Most people take better care of things that they own. This is true for physical things, such as cars. But it’s also true for tasks. For example, if you are working on a project that involves strategies that you came up with then you’re more likely to own those results and work harder towards them.
We also tend to take care of machines better, the more flexibility that you have with the machines. For example, if you lock the desktop background on a system, the user of that system is less likely to want to self-service any issues on the device (not that they can) and more likely to treat the device with the same level of care you might.
Restrictions in iOS are options that disable certain features. For example, you can disable the camera on a device. Bushel doesn’t support a lot of “Restrictions” for iOS. There are a few reasons for this. One easy reason is that we don’t want to muddy the interface with a bunch of checkboxes that spout tech jargon. Another easy reason we don’t do a lot of restrictions is then people don’t spend as much time trying to bypass the restrictions.
But the hardest reason to talk about is the fact that employees and Apple want people to maximize what they can do on devices. A user can’t break the operating system on an iOS device. So why lock the device down? It’s not like your cost to support the device is going to skyrocket because people are getting viruses as with other platforms. A user has a harder time breaking OS X with every passing year.

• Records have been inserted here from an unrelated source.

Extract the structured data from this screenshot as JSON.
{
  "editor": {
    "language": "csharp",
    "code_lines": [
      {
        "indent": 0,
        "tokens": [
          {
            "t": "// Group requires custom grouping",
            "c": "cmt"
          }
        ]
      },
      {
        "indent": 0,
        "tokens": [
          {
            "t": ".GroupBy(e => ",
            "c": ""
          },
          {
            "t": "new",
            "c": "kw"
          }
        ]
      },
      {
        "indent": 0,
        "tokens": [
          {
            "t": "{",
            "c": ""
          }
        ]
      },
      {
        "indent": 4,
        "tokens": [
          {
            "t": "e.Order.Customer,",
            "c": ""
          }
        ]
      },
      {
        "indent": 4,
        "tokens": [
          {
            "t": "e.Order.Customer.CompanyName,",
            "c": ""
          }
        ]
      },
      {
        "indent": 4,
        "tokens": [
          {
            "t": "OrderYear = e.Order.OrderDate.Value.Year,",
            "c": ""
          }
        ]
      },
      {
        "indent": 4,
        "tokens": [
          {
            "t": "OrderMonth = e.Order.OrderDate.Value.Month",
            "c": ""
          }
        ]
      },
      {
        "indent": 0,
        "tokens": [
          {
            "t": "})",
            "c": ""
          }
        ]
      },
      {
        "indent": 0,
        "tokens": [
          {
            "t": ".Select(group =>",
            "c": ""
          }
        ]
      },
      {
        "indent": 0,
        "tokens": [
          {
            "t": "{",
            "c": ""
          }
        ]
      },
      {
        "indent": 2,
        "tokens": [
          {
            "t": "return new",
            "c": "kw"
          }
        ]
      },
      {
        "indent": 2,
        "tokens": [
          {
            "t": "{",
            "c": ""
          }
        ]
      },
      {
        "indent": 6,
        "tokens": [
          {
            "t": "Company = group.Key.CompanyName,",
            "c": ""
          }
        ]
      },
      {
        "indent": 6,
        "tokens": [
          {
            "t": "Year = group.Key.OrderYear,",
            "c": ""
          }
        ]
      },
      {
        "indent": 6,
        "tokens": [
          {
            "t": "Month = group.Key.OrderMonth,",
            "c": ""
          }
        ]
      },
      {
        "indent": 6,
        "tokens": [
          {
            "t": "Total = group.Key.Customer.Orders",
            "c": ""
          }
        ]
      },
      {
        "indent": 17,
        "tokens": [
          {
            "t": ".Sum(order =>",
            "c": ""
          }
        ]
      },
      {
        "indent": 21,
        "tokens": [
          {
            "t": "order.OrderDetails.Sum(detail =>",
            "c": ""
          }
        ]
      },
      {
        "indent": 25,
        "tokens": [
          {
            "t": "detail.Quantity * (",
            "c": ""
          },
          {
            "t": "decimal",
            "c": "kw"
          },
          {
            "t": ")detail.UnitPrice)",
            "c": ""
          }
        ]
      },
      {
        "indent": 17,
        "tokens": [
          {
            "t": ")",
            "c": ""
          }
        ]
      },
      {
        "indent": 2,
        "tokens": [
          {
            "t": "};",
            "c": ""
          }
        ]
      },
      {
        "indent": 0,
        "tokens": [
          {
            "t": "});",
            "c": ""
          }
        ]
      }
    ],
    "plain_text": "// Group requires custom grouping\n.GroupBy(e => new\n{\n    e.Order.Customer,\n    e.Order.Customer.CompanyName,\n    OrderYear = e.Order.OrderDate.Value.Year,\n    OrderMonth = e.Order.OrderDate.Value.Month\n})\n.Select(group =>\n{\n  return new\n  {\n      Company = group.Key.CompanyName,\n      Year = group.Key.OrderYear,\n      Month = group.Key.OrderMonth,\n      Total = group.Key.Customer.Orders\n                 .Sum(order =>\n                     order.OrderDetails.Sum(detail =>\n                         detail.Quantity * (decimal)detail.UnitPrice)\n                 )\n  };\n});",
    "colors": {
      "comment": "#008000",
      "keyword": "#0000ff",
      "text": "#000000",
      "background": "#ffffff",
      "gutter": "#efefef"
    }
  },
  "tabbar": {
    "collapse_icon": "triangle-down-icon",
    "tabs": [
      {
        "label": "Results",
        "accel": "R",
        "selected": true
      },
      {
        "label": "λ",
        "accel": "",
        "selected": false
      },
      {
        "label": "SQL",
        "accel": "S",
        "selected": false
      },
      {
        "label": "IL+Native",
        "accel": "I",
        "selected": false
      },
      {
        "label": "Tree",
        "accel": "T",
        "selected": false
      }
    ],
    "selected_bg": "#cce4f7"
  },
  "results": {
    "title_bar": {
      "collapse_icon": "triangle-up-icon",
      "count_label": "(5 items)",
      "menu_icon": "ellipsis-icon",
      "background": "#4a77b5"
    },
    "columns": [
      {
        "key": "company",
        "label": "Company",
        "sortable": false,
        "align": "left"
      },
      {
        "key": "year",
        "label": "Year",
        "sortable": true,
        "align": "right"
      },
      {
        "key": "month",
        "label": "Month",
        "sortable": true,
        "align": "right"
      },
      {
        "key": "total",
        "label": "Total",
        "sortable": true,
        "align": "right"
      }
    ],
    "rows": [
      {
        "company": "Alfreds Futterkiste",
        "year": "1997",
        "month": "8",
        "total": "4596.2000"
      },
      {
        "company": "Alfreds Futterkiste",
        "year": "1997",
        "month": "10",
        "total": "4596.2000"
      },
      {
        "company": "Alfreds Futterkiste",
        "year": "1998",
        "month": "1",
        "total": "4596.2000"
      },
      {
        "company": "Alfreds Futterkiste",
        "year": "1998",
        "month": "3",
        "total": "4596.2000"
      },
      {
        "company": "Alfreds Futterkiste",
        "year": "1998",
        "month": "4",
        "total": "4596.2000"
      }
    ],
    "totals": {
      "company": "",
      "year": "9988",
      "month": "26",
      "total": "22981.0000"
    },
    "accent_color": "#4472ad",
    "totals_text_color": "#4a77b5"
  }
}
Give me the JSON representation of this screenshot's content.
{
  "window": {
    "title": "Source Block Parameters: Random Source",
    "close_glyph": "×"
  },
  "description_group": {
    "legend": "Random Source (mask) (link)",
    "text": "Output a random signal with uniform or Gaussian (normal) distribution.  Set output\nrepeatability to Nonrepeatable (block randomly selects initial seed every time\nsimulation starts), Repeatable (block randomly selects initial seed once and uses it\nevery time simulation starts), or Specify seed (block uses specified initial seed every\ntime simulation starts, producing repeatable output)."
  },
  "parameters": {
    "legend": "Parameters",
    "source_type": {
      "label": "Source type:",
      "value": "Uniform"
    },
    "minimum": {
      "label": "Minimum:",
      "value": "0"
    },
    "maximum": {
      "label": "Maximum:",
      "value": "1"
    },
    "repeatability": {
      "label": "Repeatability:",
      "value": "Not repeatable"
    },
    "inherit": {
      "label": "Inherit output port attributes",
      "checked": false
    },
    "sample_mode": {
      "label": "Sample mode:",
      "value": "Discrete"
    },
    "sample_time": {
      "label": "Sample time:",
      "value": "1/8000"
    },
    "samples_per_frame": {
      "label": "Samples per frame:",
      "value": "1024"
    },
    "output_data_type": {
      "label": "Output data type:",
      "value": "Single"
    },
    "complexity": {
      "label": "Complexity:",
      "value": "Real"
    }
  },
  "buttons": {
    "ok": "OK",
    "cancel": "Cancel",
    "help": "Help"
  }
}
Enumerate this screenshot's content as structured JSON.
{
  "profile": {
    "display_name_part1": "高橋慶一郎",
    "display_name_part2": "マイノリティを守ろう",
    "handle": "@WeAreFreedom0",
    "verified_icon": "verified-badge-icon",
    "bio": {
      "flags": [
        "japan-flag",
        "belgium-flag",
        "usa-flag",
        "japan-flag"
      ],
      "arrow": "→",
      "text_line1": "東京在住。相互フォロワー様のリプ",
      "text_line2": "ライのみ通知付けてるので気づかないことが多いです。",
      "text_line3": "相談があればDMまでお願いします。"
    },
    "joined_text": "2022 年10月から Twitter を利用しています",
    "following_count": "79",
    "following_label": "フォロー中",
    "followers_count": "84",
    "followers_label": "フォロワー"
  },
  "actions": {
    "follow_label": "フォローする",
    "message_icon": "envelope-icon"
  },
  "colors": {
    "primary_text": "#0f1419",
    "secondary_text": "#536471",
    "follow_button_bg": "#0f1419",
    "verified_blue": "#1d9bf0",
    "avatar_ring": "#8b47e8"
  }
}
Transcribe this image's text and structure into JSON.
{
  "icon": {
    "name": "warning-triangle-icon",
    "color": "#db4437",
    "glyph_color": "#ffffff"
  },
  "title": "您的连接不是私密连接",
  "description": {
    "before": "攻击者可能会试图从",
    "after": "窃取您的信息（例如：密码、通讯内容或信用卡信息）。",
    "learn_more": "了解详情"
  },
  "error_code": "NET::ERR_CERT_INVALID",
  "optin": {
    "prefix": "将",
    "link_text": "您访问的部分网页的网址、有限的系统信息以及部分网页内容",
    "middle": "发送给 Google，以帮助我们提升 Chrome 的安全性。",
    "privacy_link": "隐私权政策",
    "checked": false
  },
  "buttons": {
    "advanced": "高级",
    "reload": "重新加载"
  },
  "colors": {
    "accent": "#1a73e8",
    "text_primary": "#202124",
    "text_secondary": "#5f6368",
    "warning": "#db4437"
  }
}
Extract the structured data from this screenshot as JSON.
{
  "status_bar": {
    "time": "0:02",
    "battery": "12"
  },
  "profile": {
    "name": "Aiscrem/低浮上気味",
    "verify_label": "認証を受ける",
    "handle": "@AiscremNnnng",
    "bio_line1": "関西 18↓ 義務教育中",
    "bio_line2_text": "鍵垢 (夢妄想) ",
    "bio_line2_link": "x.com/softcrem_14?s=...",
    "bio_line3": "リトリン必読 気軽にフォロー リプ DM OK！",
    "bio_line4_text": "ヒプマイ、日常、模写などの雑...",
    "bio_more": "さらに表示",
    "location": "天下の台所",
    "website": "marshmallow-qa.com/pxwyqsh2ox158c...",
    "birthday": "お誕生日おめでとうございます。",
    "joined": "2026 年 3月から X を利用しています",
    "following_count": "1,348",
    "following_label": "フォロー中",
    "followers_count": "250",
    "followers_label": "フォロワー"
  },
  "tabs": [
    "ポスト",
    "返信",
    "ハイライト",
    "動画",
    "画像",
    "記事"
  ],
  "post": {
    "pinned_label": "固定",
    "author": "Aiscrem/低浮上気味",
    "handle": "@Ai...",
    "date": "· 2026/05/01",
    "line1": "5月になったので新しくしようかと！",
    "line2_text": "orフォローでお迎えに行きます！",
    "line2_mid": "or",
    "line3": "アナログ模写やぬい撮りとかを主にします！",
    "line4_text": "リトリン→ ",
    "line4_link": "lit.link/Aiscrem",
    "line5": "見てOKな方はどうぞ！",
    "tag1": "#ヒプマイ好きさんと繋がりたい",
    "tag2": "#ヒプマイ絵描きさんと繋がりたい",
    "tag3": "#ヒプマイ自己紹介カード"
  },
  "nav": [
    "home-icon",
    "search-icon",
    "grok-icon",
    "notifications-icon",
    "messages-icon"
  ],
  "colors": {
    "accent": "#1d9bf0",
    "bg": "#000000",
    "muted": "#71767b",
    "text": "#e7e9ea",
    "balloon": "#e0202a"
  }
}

At Bushel, we do not like restricting things on iOS devices. We absolutely understand and respect the fact that in some cases you need to restrict things. For example, yes, the cameras should be disabled if you have visuals on the trajectories of ICBMs. Sure, works for us. But Bushel is built for smaller organizations. And we like to think that freedom is the fountain of innovation.